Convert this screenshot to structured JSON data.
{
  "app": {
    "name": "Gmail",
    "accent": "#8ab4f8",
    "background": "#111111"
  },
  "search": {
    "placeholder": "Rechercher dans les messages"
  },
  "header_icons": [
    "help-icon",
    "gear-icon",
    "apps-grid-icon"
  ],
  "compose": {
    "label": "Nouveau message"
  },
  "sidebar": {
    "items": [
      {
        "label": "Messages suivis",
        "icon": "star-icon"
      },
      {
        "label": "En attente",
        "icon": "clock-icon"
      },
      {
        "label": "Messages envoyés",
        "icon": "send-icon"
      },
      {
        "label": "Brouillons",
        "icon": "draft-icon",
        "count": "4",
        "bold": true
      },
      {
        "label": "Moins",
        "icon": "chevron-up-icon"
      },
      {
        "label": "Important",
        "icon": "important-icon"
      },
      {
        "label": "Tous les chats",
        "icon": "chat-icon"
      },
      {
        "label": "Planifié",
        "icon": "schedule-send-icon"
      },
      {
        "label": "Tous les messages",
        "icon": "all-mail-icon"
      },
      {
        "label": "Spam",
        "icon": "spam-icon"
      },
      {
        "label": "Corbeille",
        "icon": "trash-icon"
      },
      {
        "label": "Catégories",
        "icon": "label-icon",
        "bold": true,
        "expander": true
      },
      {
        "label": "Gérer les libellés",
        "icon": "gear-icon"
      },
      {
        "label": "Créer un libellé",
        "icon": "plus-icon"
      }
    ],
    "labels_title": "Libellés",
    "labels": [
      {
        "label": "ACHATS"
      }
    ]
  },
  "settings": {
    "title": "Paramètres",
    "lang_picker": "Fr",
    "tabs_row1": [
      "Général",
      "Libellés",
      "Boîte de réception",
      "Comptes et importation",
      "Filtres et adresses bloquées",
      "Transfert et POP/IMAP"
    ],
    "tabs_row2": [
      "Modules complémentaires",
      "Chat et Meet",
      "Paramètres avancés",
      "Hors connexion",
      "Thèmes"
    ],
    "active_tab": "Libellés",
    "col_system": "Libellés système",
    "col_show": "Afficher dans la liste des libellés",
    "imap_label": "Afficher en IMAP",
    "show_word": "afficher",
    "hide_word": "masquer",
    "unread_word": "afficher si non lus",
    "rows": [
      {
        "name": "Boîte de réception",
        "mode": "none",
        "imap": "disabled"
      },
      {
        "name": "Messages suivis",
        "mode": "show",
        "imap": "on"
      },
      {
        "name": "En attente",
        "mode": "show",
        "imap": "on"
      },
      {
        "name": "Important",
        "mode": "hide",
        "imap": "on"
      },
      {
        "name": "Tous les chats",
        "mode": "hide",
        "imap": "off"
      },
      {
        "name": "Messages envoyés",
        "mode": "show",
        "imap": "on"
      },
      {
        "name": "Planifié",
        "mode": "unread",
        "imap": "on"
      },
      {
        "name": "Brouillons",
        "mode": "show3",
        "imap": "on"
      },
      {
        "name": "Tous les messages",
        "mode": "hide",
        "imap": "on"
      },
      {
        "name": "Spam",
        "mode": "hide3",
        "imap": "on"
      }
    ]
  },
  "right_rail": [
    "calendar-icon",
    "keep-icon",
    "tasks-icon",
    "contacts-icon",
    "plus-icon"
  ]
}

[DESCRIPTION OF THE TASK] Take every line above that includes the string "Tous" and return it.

[RESPONSE]
        "label": "Tous les chats",
        "label": "Tous les messages",
        "name": "Tous les chats",
        "name": "Tous les messages",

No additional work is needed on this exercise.